# Roots of irreducible polynomial over finite field in splitting field

Let $$\mathbb F_q$$ be the finite field with $$q$$ elements. And $$f\in \mathbb F_q[x]$$ is an irreducible polynomial. I am trying to prove $$L=\mathbb F_q[x]/(f)$$ is the splitting field of $$f$$. And one of the problem says, if $$\alpha\in L$$ is a root of $$f$$, then $$\alpha^{q^i}$$ are also root of $$f$$ for $$i=1,2,\cdots,n$$. This looks quite easy but I am somehow stuck. I was thinking some analogue of Fermat's little theorem for polynomial but did really work it out. Any hint is appreciated.

• This is a recurring question. It is met so frequently that the first couple of years of the site's history nobody bothered to ask/answer it, because it is in most the books. The earliest incarnation I could find is this. As I happened to answer that I am a bit slow in calling this a duplicate even though I honestly think it is. Nov 10, 2021 at 9:11

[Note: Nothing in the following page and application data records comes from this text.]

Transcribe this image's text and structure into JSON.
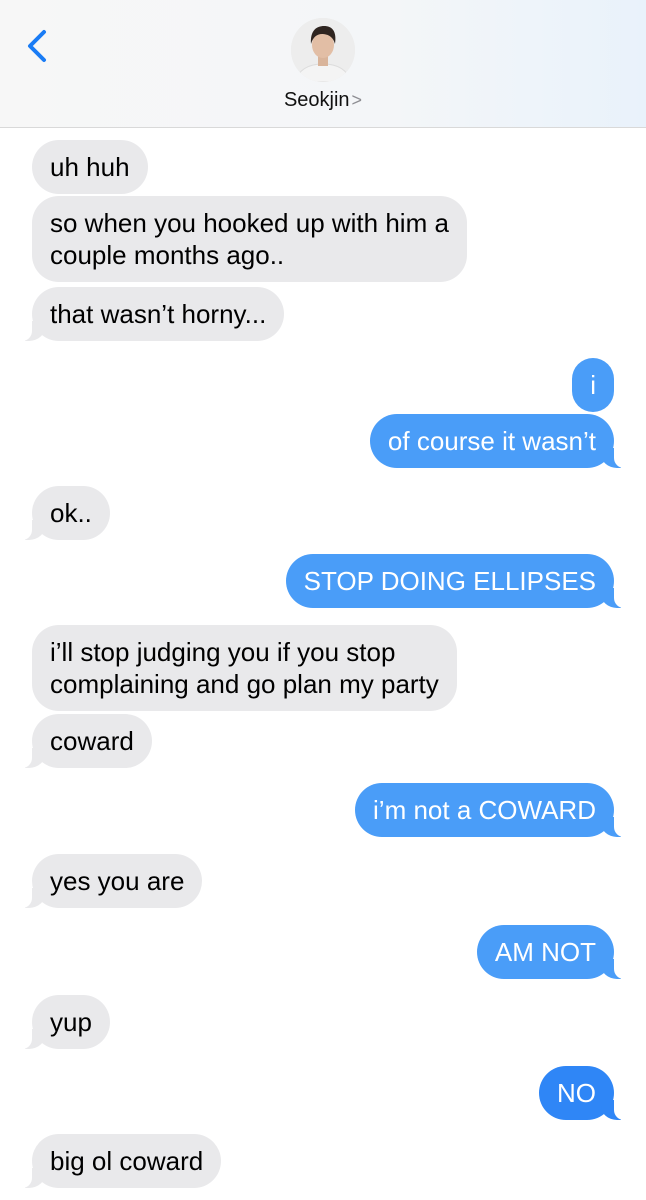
{
  "header": {
    "contact_name": "Seokjin",
    "contact_chevron": ">",
    "back_icon": "chevron-left-icon",
    "avatar_icon": "contact-photo"
  },
  "colors": {
    "incoming_bubble": "#e9e9eb",
    "outgoing_bubble": "#4a9df8",
    "outgoing_bubble_latest": "#2f86f6",
    "back_arrow": "#1a7cf5"
  },
  "messages": [
    {
      "from": "them",
      "text": "uh huh"
    },
    {
      "from": "them",
      "text": "so when you hooked up with him a\ncouple months ago.."
    },
    {
      "from": "them",
      "text": "that wasn’t horny..."
    },
    {
      "from": "me",
      "text": "i"
    },
    {
      "from": "me",
      "text": "of course it wasn’t"
    },
    {
      "from": "them",
      "text": "ok.."
    },
    {
      "from": "me",
      "text": "STOP DOING ELLIPSES"
    },
    {
      "from": "them",
      "text": "i’ll stop judging you if you stop\ncomplaining and go plan my party"
    },
    {
      "from": "them",
      "text": "coward"
    },
    {
      "from": "me",
      "text": "i’m not a COWARD"
    },
    {
      "from": "them",
      "text": "yes you are"
    },
    {
      "from": "me",
      "text": "AM NOT"
    },
    {
      "from": "them",
      "text": "yup"
    },
    {
      "from": "me",
      "text": "NO"
    },
    {
      "from": "them",
      "text": "big ol coward"
    }
  ]
}
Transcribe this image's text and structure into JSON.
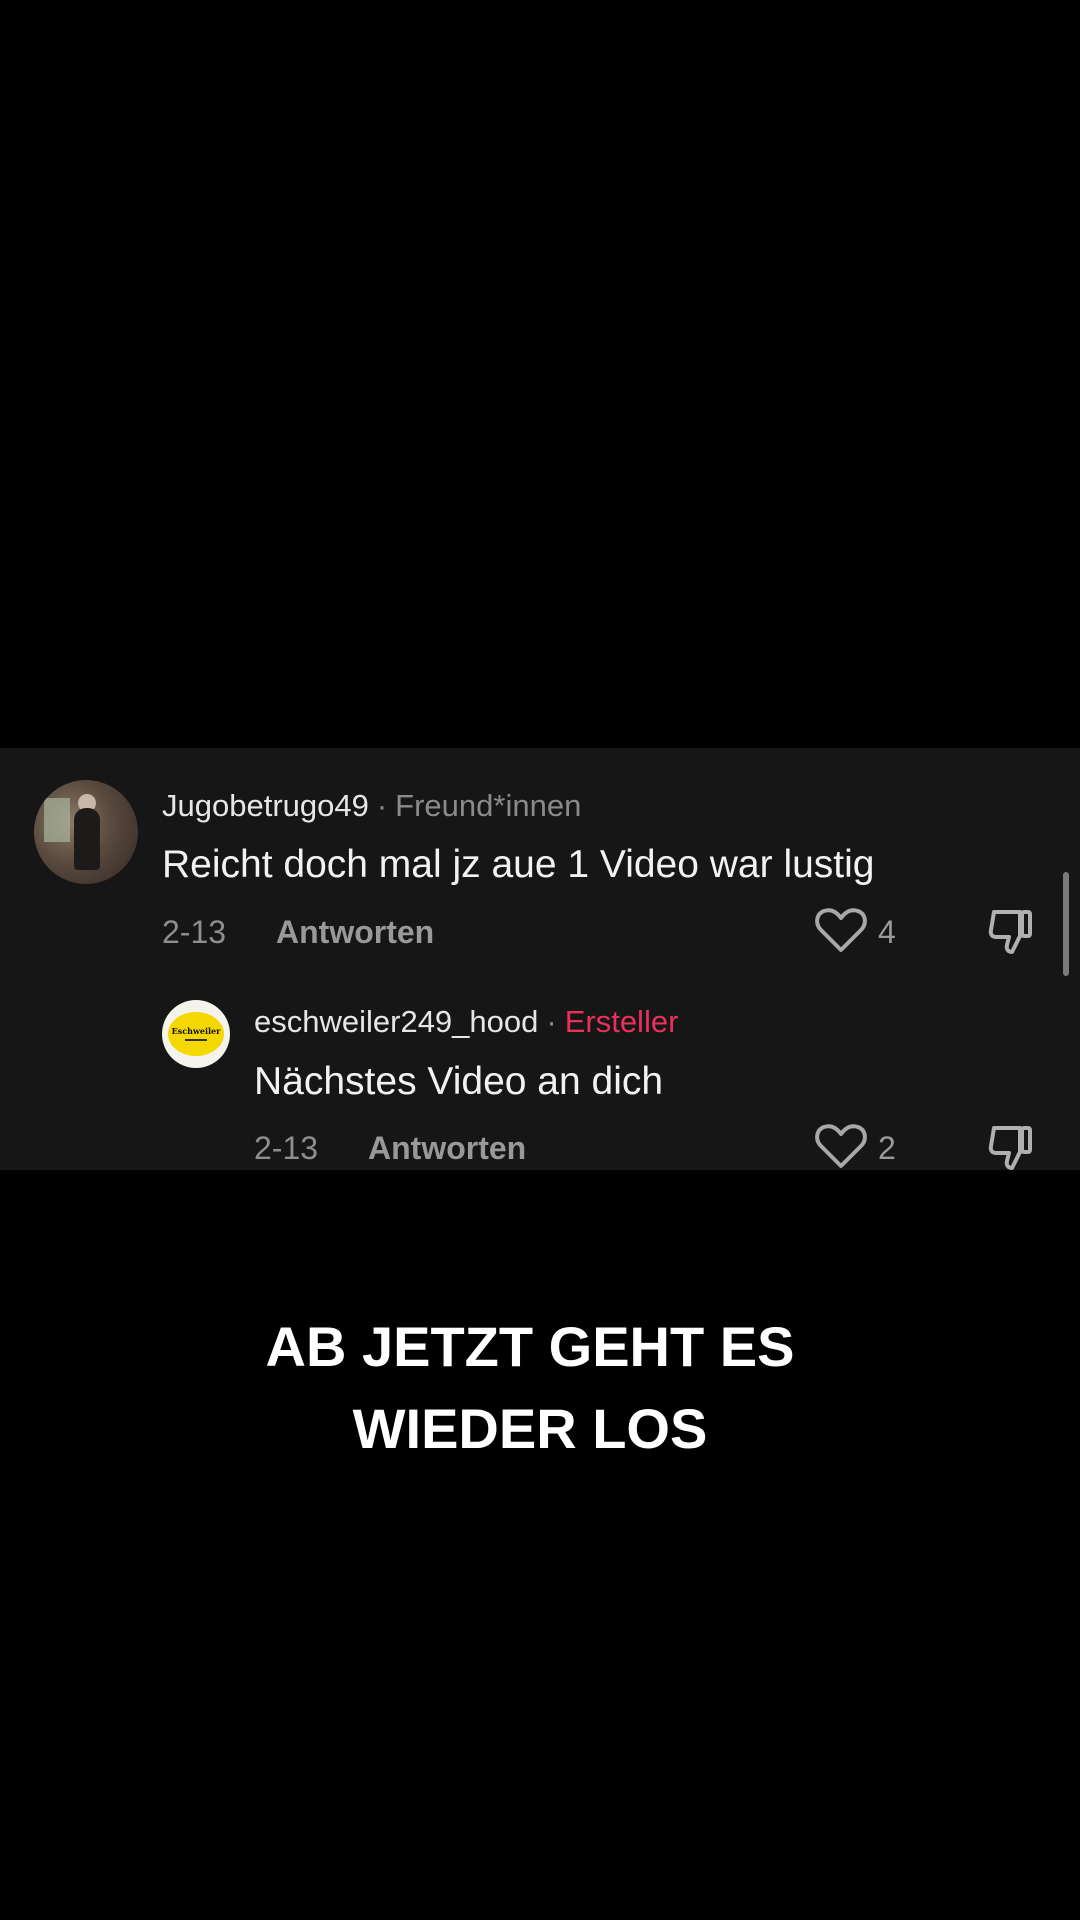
{
  "comments": [
    {
      "username": "Jugobetrugo49",
      "tag": "Freund*innen",
      "text": "Reicht doch mal jz aue 1 Video war lustig",
      "date": "2-13",
      "reply_label": "Antworten",
      "likes": "4"
    },
    {
      "username": "eschweiler249_hood",
      "tag": "Ersteller",
      "text": "Nächstes Video an dich",
      "date": "2-13",
      "reply_label": "Antworten",
      "likes": "2",
      "avatar_logo_text": "Eschweiler"
    }
  ],
  "separator": "·",
  "caption": {
    "line1": "AB JETZT GEHT ES",
    "line2": "WIEDER LOS"
  },
  "colors": {
    "background": "#000000",
    "panel": "#161616",
    "creator_tag": "#e8305a",
    "muted_text": "#8e8e8e"
  },
  "icons": {
    "like": "heart-outline-icon",
    "dislike": "thumbs-down-outline-icon"
  }
}
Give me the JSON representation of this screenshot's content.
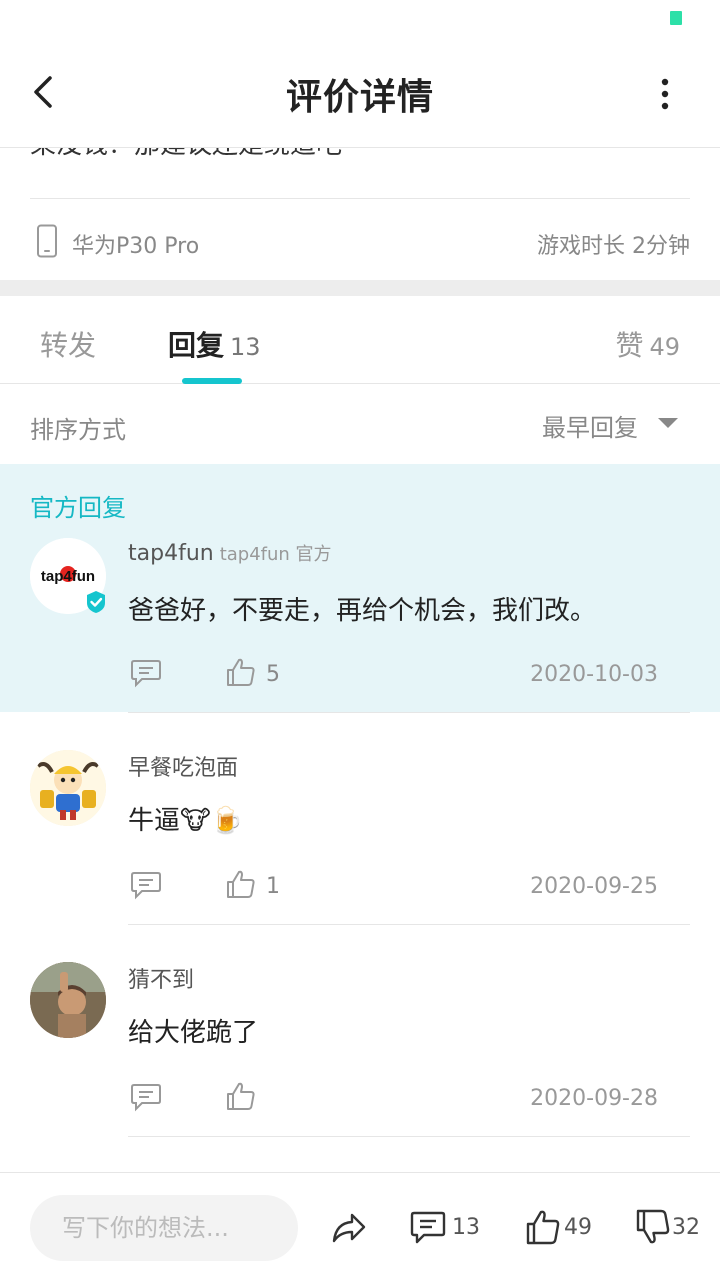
{
  "header": {
    "title": "评价详情"
  },
  "review": {
    "cut_text": "果没钱？那建议还是绕道吧",
    "device": "华为P30 Pro",
    "play_time": "游戏时长 2分钟"
  },
  "tabs": {
    "forward": {
      "label": "转发"
    },
    "reply": {
      "label": "回复",
      "count": "13"
    },
    "like": {
      "label": "赞",
      "count": "49"
    }
  },
  "sort": {
    "label": "排序方式",
    "selected": "最早回复"
  },
  "official": {
    "section_label": "官方回复",
    "name": "tap4fun",
    "sub": "tap4fun 官方",
    "avatar_text": "tap4fun",
    "content": "爸爸好，不要走，再给个机会，我们改。",
    "likes": "5",
    "date": "2020-10-03"
  },
  "replies": [
    {
      "name": "早餐吃泡面",
      "content": "牛逼🐮🍺",
      "likes": "1",
      "date": "2020-09-25"
    },
    {
      "name": "猜不到",
      "content": "给大佬跪了",
      "likes": "",
      "date": "2020-09-28"
    }
  ],
  "bottom_bar": {
    "input_placeholder": "写下你的想法...",
    "comment_count": "13",
    "like_count": "49",
    "dislike_count": "32"
  },
  "colors": {
    "accent": "#15c5ce",
    "official_bg": "#e6f5f8",
    "status": "#2de0a8"
  }
}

$$f(x)=\sum^{n}_{k=0}a_kx^k$$. Then we have $$f(x)^q=\sum^{n}_{k=0}(a_k)^q(x^q)^k$$ but since $$a_k\in \mathbb{F}_q$$, we have $$a_k^q=a_k$$. Then repeat the argument repeatedly.